International Women’s Day: Spotlight on Hattie RogersKate Porteous
On International Women’s Day, Windship Technology is proud to put the spotlight on Hattie Rogers.
From a very young age, Hattie started sailing on Contessa yachts built by her grandfather and went on to study Ship Science and Engineering at the University of Southampton, where she graduated with a first in her Masters, last summer. Hattie is the daughter of Simon Rogers, our Technical Director, and has worked behind the scenes with Windship Technology during her degree and beyond.
Hattie said, “It fills me with pride to be a young woman and trail blazing a new pathway in professional sailing for women and youth, as well as being a recently qualified Engineer. It is great that both industries are now fully embracing women.”
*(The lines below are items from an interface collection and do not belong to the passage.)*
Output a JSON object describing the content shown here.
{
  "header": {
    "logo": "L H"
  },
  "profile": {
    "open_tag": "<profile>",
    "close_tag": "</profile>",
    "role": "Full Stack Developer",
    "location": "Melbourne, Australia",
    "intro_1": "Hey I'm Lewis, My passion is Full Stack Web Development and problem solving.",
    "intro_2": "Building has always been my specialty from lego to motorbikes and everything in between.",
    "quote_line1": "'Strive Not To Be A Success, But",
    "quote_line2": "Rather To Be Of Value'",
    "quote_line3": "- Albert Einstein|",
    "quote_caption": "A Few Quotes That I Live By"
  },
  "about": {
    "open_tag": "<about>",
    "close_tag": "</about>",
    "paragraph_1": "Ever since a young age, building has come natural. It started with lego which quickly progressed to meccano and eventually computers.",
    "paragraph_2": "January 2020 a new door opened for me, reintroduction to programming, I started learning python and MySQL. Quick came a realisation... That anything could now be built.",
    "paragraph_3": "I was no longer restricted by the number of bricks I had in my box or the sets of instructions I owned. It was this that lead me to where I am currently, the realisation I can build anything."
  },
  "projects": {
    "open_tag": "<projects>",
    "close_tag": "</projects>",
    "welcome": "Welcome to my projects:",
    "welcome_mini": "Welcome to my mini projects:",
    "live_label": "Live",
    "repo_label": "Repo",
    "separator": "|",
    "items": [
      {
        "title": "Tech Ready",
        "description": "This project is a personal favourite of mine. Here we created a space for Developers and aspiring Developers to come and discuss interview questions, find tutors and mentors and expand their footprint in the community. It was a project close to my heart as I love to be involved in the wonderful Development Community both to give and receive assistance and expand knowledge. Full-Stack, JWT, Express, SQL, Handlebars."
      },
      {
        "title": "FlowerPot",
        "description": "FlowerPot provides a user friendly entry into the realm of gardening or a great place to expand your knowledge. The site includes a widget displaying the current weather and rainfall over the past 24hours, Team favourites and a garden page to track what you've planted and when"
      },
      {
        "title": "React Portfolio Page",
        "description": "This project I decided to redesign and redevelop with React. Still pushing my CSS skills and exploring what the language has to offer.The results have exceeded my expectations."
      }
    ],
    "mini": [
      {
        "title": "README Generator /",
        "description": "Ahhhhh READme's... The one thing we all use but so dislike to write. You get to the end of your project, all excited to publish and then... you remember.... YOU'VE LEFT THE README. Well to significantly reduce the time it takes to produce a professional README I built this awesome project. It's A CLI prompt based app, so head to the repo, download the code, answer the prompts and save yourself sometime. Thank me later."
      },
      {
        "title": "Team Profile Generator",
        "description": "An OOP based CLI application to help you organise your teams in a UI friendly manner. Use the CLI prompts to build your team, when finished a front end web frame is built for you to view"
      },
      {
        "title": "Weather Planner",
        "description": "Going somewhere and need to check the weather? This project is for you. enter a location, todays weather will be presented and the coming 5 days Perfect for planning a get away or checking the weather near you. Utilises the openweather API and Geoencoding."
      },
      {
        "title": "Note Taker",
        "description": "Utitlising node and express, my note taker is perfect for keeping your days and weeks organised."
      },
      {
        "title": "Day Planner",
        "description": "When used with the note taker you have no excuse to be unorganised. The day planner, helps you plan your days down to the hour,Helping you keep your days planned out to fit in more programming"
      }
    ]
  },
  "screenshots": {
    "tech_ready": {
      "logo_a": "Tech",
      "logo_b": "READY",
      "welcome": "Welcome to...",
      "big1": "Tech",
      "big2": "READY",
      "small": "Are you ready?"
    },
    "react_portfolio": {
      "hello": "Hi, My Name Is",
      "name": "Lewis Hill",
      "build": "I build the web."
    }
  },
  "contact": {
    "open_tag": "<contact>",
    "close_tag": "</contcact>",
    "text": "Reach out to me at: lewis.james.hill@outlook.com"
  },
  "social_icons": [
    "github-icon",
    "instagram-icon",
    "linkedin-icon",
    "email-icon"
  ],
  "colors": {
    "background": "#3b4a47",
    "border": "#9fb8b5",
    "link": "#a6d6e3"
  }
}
Hattie was involved in the Windship Technology testing (pictured) that was completed at the RJ Mitchell Wind Tunnel at the University of Southampton, during her degree. Hattie set up the model, conducted the testing and collected data. The testing involved looking at the predictions from the Computational Fluid Dynamics (CFD) analysis by Cape Horn Engineering, and DNV (who have given Windship Technology an AIP), testing a series of attack angles and flap angles at 20m/s, smoke visualisation at 3m/s and UV light testing tell-tales.
Hattie is fascinated by engineering principles and their applications, particularly in the fields of sustainability and decarbonisation of shipping and optimisation of sailing performance. Combine this with her love of water and the Ship Science Degree proved the ideal choice.
Hattie said, “Windship Technology has the solution to eliminate CO2 emissions from commercial shipping. If the shipping industry remains unchanged, it is predicted that it will rise from the current figure of 3% to 10% of global CO2emissions by 2050 – when I will be 50. There is no doubt that this demonstrates that the Windship Technology project will significantly help to combat climate change for my generation and beyond.”
A spokesperson on behalf of the Windship Technology Board said, “We are so proud of Hattie and all she has achieved. One of the reasons we care so passionately about Windship Technology is that we believe our solution for the shipping industry will help fight climate change which will have a direct positive effect on the future of our families and yours.”
Described as “the face of the foiling generation” by esteemed sailing journalist Magnus Wheatley, Hattie won the SailGP WASZP INSPIRE Grand Final in San Francisco last year and is an integral part of the Athena Pathway Programme* in the ETF26 Series**. This programme is led by the World’s most decorated Olympic sailors – Hannah Mills and Sir Ben Ainslie and seeks to select the British Youth and Women’s America’s Cup teams for Barcelona 2024. Hattie is targeting both teams as one of the two helms.
In February 2023, Hattie (22) became the youngest recipient of the prestigious YJA Yachtsman of the Year. The accolade, considered the most prestigious in British boating, was presented at the RYA Dinghy and Watersports Show. Previous winners include Sir Ben Ainslie, Dee Caffari, Sir Robin Knox-Johnston and Dame Ellen MacArthur. Hattie said the award was particularly special because it was previously won by her grandfather Jeremy Rogers in 1974, who sadly passed away in 2022.
Hattie has been sailing full-time since graduating in 2022 and is currently winter training in Palma. She said: “My main focus now is securing a helming position for the British Youth and Women’s America’s Cup teams for 2024 in Barcelona.”
We wish Hattie every success and the Windship Technology Board are proud to be part of her journey.
* The Athena Pathway, led by Hannah Mills, is a new pathway for female and youth athletes fast-tracking development in professional sailing, on and off the water, including into the America’s Cup and SailGP. The Pathway is founded with the pillars of ‘People, Planet and Purpose’ to encourage athletes to use their voice in the fight against climate change.
** The ETF26 foiling catamaran was born in 2017, designed by Guillaume Verdier, the naval architect who designed the winning boat Emirates Team New Zealand for the 34th edition of the America’s Cup, as well as Jean-Pierre Dick, four times winner of the Jacques Vabre Race. The ETF26 is aimed for high-speed races, being able to reach 2.5 times the wind’s speed, as well as adapt to different weather conditions, being able to foil between 8 – 20 knots. The boat weighs just 350 kilograms, and requires three to four sailors on-board. All boats raced in the league are one-design, with a fully carbon mast, and carbon-epoxy S-foils.